“I read the script and there was something that touched me emotionally,” Mitsushima said. “I can’t handle ghosts, but I am charmed by things possibly occurring by human’s imagination, or perhaps they are not just imagination.”


Mitsushima was faced with the added challenge of presenting to audiences a mute horror lead, an interesting inverse of the ‘scream queen’ trope of Western horror films. As such, the actress relied on exaggerated body movements and more subtle facial expressions to communicate. In a scene which puts into question Kiroki’s presentation of events, Kiroki desperately tries to retrieve her brother from being sucked into a cinema screen. Distressed and frantic she is held down by audience members, until a sudden cut shows her actually being restrained in a mental institution – her arms and body resisting restraint by doctors, but her face blank and withdrawn from the chaos around her.


On tackling a role without using her voice for the first time, Mitsushima told Movie Walker, “When I could not speak words, my other feelings came out at their extreme, or perhaps I should say, I felt they were sharpened.”


The End of Summer (2013)


From uncertain realities to uncertain desires, Mitsushima  waded further into new territory in 2013 with the 1950s-set period drama The End of Summer. 


In the film, middle-aged kimono-maker Tomoko’s (Mitsushima, who undertook stencil dying lessons in preparation for the role) hatred of being alone sees her embroiled in two simultaneous romances. After leaving her husband and child suddenly, Tomoko enters an eight-year affair with married man Shingo (Kaoru Kobayashi), while also exploring a romance with the younger Ryota (Go Ayano). As Ryota begins to detest Tomoko’s relationship with Shingo, Tomoko is also no longer  content in being Shingo’s ‘other woman’. Emotionally exhausted and unsure as to what she wants, Tomoko reflects upon her romantic history.


Although Mitsushima was already a well-established actress by 2013, she was still only in her 20s and says that she felt like a newcomer acting for the first time when it came to playing the much older Tomoko.
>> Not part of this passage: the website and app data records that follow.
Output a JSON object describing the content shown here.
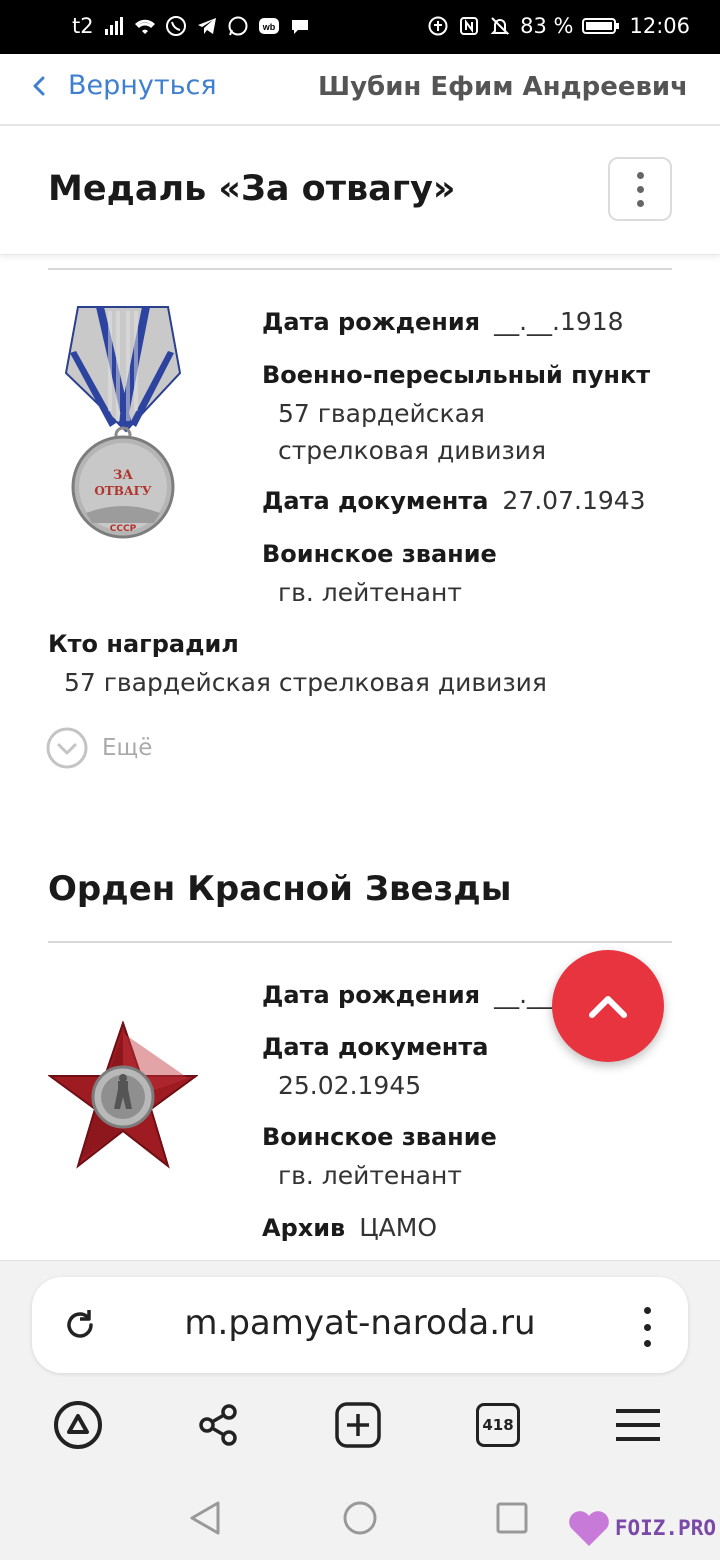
{
  "status_bar": {
    "carrier": "t2",
    "battery_percent": "83 %",
    "time": "12:06"
  },
  "header": {
    "back_label": "Вернуться",
    "person_name": "Шубин Ефим Андреевич"
  },
  "award_1": {
    "title": "Медаль «За отвагу»",
    "fields": {
      "birth_label": "Дата рождения",
      "birth_value": "__.__.1918",
      "point_label": "Военно-пересыльный пункт",
      "point_value": "57 гвардейская стрелковая дивизия",
      "doc_date_label": "Дата документа",
      "doc_date_value": "27.07.1943",
      "rank_label": "Воинское звание",
      "rank_value": "гв. лейтенант",
      "awarder_label": "Кто наградил",
      "awarder_value": "57 гвардейская стрелковая дивизия"
    },
    "medal_text_top": "ЗА",
    "medal_text_bottom": "ОТВАГУ",
    "medal_text_ussr": "СССР",
    "more_label": "Ещё"
  },
  "award_2": {
    "title": "Орден Красной Звезды",
    "fields": {
      "birth_label": "Дата рождения",
      "birth_value": "__.__.19",
      "doc_date_label": "Дата документа",
      "doc_date_value": "25.02.1945",
      "rank_label": "Воинское звание",
      "rank_value": "гв. лейтенант",
      "archive_label": "Архив",
      "archive_value": "ЦАМО"
    }
  },
  "browser": {
    "url": "m.pamyat-naroda.ru",
    "tab_count": "418"
  },
  "watermark": "FOIZ.PRO",
  "colors": {
    "accent_blue": "#3f7fd0",
    "fab_red": "#e8343f",
    "star_red": "#9e1b22"
  }
}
“I troubled Director [Kazuyoshi] Kumakiri many times with ‘I can’t do it because I don’t understand’,” Mitsushima recalled. “Sometimes I would get nervous when I saw the directors’ direct sight, sometimes I felt relieved, so I feel like I was bargaining every day.”


Describing her as a “clumsy actress” who isn’t afraid to experiment with the script to bring “the character closer to herself”, director Kumakiri believes Mitsushima’s difficulty in portraying Tomoko actually led to a sense of deeper authenticity, reflecting the character’s own indecisiveness.


Such contextual differences, yet deeper similarities, between Mitsushima and her character make Tomoko’s development throughout the film feel more pronounced. Throughout the early stages of her relationships, Mitushima draws on her youthful energy to highlight Tomoko’s naivety and tendency for her emotions to overcome her. Later moments of Tomoko taking control of her independence display a restrained strength and maturity unseen in Mitsushima’s previous roles, and a sign that the actress is capable of digging deeper past  surface-level details to tap into the essence of her characters.



Since The End of Summer, Mitsushima’s big-screen output has slowed down. With just a few leading roles since 2013, most notably in 2017’s Life and Death on the Shore, Mitsushima seems to have turned her focus to television. In 2013 she was the lead in the award-winning drama Woman, and in recent years has appeared as part of ensembles in shows Prison Princesses and Quartet and had a small voice-acting role in the film Mary and the Witch’s Flower. 


With no films slated at the time of writing, Mitsushima’s next project is one which will see her recent dips into music and television collide. Mitsushima has been cast as the lead in Netflix’s upcoming 2022 romance drama First Love, based on the hit songs ‘First Love’ and ‘Hatsukoi’ by Japanese pop star Hikaru Utada. With Netflix’s worldwide accessibility to audiences and Utada’s name value in the West thanks to her work on video game series Kingdom Hearts, Mitushima looks set to add ‘drama lead’ to her growing list of recognised careers outside Japan.


Japanese sources and quotes translated by Canwei Hong.